The current, obsolete debt ceiling is set at a specific dollar level: “X trillion dollars” of debt — similar to setting a mileage limit for a car, which forces a hard stop when the odometer reaches some arbitrary number. A new, better way to limit the debt would be to switch our focus from the odometer to the speedometer, i.e., to set a target ratio for debt relative to the size of our economy — “X percent debt-to-GDP.” A car’s speedometer helps us keep miles-per-hour under control; a new measure for the debt limit would help us keep debt-to-GDP in bounds. It would create new incentives for lawmakers: all of a sudden, a “new” way to stay under the debt limit would be to implement growth-friendly laws and policies that help the economy grow faster than the debt grows.

That does seem more sensible, given the huge numbers involved.

But my overall view is that the most important thing is to increase revenues, not rates necessarily. I can understand why Obama wants to get the top rate back to Clinton levels – and it would require much deeper inroads against deductions than the GOP has previously accepted. But, pace Matt, I'd give on this if I were Obama – in order to see if the GOP could come up with removal of tax deductions for those earning over $250,000 that would bring in the same amount of revenue. If they don't want a rate increase, ask them how to get the same amount of money from the same group of people by ending deductions. Call their bluff – and show you are not wedded to redistribution that could even theoretically impede growth and entrepreneurialism.

I can see why Obama feels the way he does; and I wouldn't be fazed by a return to Clinton tax rates (which reflect a post-Reagan consensus, after all). At the same time, I see the political potency of magnanimity, especially with Obama's brand. The last meeting between the Congressional leaders and the president on the "fiscal cliff" was surprisingly congenial; Obama's victory was made possible by those calling themselves "moderates," i.e. the types who want to see compromise, not brinksmanship; the president's own debt commission favored more revenues via tax reform rather than rate hikes … so 39 percent is not a hill I would choose to die on.

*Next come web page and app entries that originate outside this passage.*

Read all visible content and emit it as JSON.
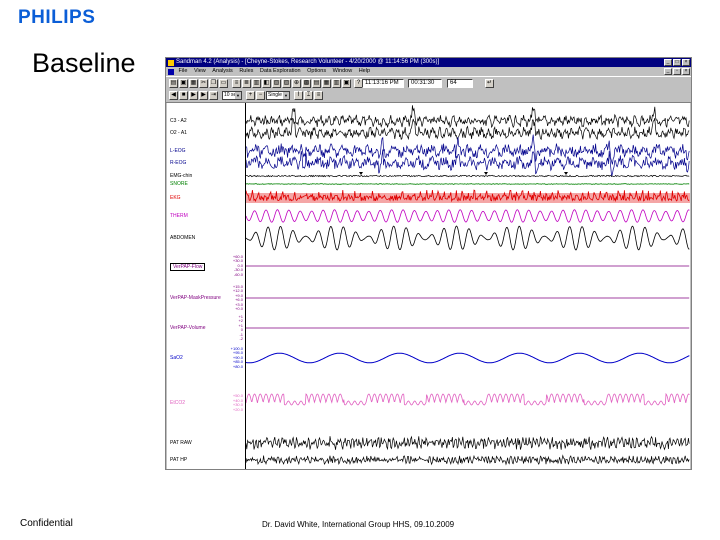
{
  "brand": {
    "logo_text": "PHILIPS",
    "color": "#0b5ed7"
  },
  "slide": {
    "title": "Baseline",
    "footer_left": "Confidential",
    "footer_center": "Dr. David White, International Group HHS, 09.10.2009"
  },
  "app": {
    "window_title": "Sandman 4.2 (Analysis) - [Cheyne-Stokes, Research Volunteer - 4/20/2000 @ 11:14:56 PM (300s)]",
    "menu": [
      "File",
      "View",
      "Analysis",
      "Rules",
      "Data Exploration",
      "Options",
      "Window",
      "Help"
    ],
    "toolbar": {
      "clock_time": "11:13:16 PM",
      "elapsed": "00:31:30",
      "epoch": "64",
      "window_size": "10 sec",
      "view_mode": "Single"
    }
  },
  "channels": [
    {
      "label": "C3 - A2",
      "color": "#000000",
      "scale": []
    },
    {
      "label": "O2 - A1",
      "color": "#000000",
      "scale": []
    },
    {
      "label": "L-EOG",
      "color": "#00008b",
      "scale": []
    },
    {
      "label": "R-EOG",
      "color": "#00008b",
      "scale": []
    },
    {
      "label": "EMG-chin",
      "color": "#000000",
      "scale": []
    },
    {
      "label": "SNORE",
      "color": "#008000",
      "scale": []
    },
    {
      "label": "EKG",
      "color": "#e00000",
      "scale": []
    },
    {
      "label": "THERM",
      "color": "#c000c0",
      "scale": []
    },
    {
      "label": "ABDOMEN",
      "color": "#000000",
      "scale": []
    },
    {
      "label": "VerPAP-Flow",
      "color": "#800080",
      "scale": [
        "+60.0",
        "+30.0",
        "0.0",
        "-30.0",
        "-60.0"
      ]
    },
    {
      "label": "VerPAP-MaskPressure",
      "color": "#800080",
      "scale": [
        "+15.0",
        "+12.0",
        "+9.0",
        "+6.0",
        "+3.0",
        "+0.0"
      ]
    },
    {
      "label": "VerPAP-Volume",
      "color": "#800080",
      "scale": [
        "+1",
        "+2",
        "+1",
        "0",
        "-1",
        "-2"
      ]
    },
    {
      "label": "SaO2",
      "color": "#0000c8",
      "scale": [
        "+100.0",
        "+95.0",
        "+90.0",
        "+85.0",
        "+80.0"
      ]
    },
    {
      "label": "EtCO2",
      "color": "#e060c0",
      "scale": [
        "+50.0",
        "+40.0",
        "+30.0",
        "+20.0"
      ]
    },
    {
      "label": "PAT RAW",
      "color": "#000000",
      "scale": []
    },
    {
      "label": "PAT HP",
      "color": "#000000",
      "scale": []
    }
  ]
}
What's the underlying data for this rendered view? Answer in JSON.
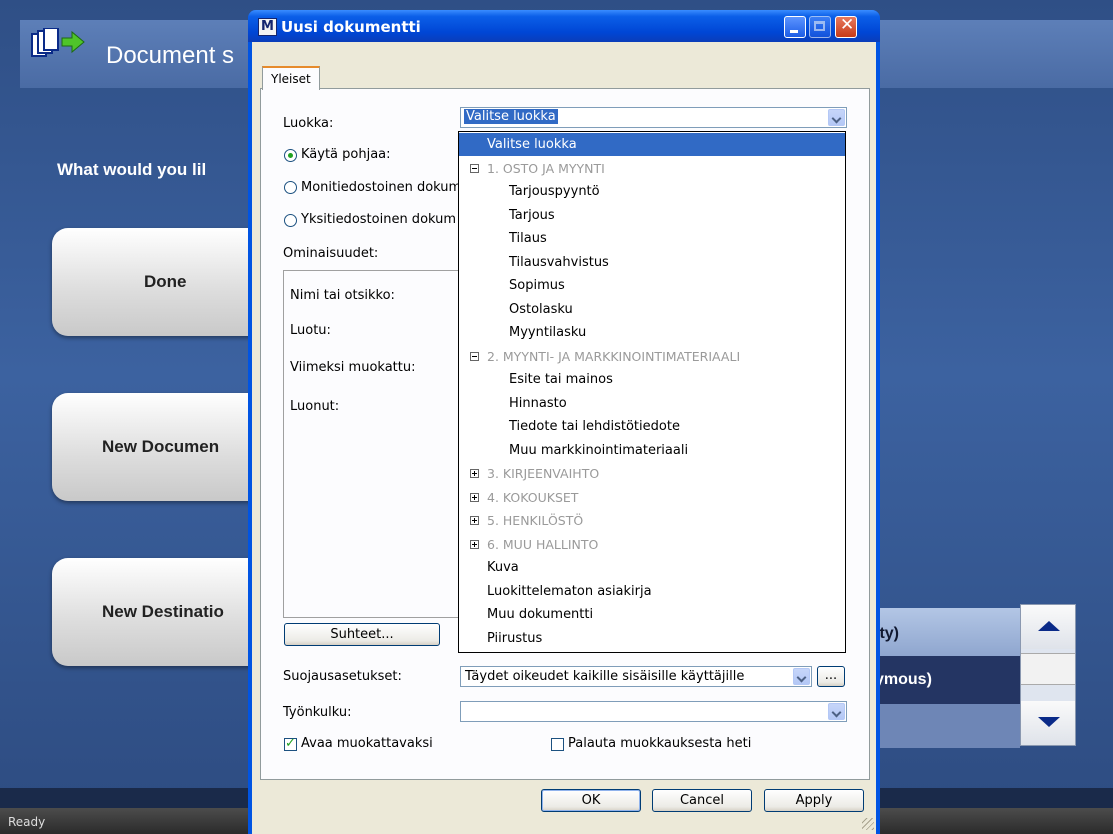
{
  "background_app": {
    "title": "Document s",
    "question": "What would you lil",
    "buttons": [
      "Done",
      "New Documen",
      "New Destinatio"
    ],
    "list_rows": [
      "ity)",
      "ymous)"
    ],
    "status": "Ready"
  },
  "dialog": {
    "title": "Uusi dokumentti",
    "app_icon_letter": "M",
    "tab": "Yleiset",
    "luokka_label": "Luokka:",
    "luokka_value": "Valitse luokka",
    "radio_template": "Käytä pohjaa:",
    "radio_multi": "Monitiedostoinen dokum",
    "radio_single": "Yksitiedostoinen dokum",
    "properties_label": "Ominaisuudet:",
    "prop_name": "Nimi tai otsikko:",
    "prop_created": "Luotu:",
    "prop_modified": "Viimeksi muokattu:",
    "prop_author": "Luonut:",
    "relations_button": "Suhteet...",
    "security_label": "Suojausasetukset:",
    "security_value": "Täydet oikeudet kaikille sisäisille käyttäjille",
    "ellipsis_button": "...",
    "workflow_label": "Työnkulku:",
    "workflow_value": "",
    "open_edit_label": "Avaa muokattavaksi",
    "revert_label": "Palauta muokkauksesta heti",
    "ok_button": "OK",
    "cancel_button": "Cancel",
    "apply_button": "Apply"
  },
  "dropdown": {
    "items": [
      {
        "label": "Valitse luokka",
        "kind": "selected"
      },
      {
        "label": "1. OSTO JA MYYNTI",
        "kind": "cat-open"
      },
      {
        "label": "Tarjouspyyntö",
        "kind": "child"
      },
      {
        "label": "Tarjous",
        "kind": "child"
      },
      {
        "label": "Tilaus",
        "kind": "child"
      },
      {
        "label": "Tilausvahvistus",
        "kind": "child"
      },
      {
        "label": "Sopimus",
        "kind": "child"
      },
      {
        "label": "Ostolasku",
        "kind": "child"
      },
      {
        "label": "Myyntilasku",
        "kind": "child"
      },
      {
        "label": "2. MYYNTI- JA MARKKINOINTIMATERIAALI",
        "kind": "cat-open"
      },
      {
        "label": "Esite tai mainos",
        "kind": "child"
      },
      {
        "label": "Hinnasto",
        "kind": "child"
      },
      {
        "label": "Tiedote tai lehdistötiedote",
        "kind": "child"
      },
      {
        "label": "Muu markkinointimateriaali",
        "kind": "child"
      },
      {
        "label": "3. KIRJEENVAIHTO",
        "kind": "cat-closed"
      },
      {
        "label": "4. KOKOUKSET",
        "kind": "cat-closed"
      },
      {
        "label": "5. HENKILÖSTÖ",
        "kind": "cat-closed"
      },
      {
        "label": "6. MUU HALLINTO",
        "kind": "cat-closed"
      },
      {
        "label": "Kuva",
        "kind": "top"
      },
      {
        "label": "Luokittelematon asiakirja",
        "kind": "top"
      },
      {
        "label": "Muu dokumentti",
        "kind": "top"
      },
      {
        "label": "Piirustus",
        "kind": "top"
      }
    ]
  },
  "colors": {
    "selection": "#316ac5",
    "titlebar": "#0054e3",
    "dialog_face": "#ece9d8",
    "category_text": "#9a9a9a"
  }
}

Maybe that's naive. And I'm not a liberal Democrat. But the promise of Obama was always a pragmatism that could practically move all this country forward. If the Republican fever is broken, then give them some space, if not time, to climb down. I still favor the contours of Bowles-Simpson for the long term. Most of all because it is the only deficit-reduction plan that really, truly cuts the absurdly high level of military spending. Forcing the GOP to accept that may be more of a longer-term victory than getting the top tax rate back to something more realistic for long term deficit reduction. One of the biggest drivers of our current debt is the war-machine. Dismantle some of that and the savings are potentially huge.

(Photo: Boys jump from cliffs into the ocean on December 28, 2011 in Blairgowie, Australia. By Bruce Magliton/Newspix/Getty Images.)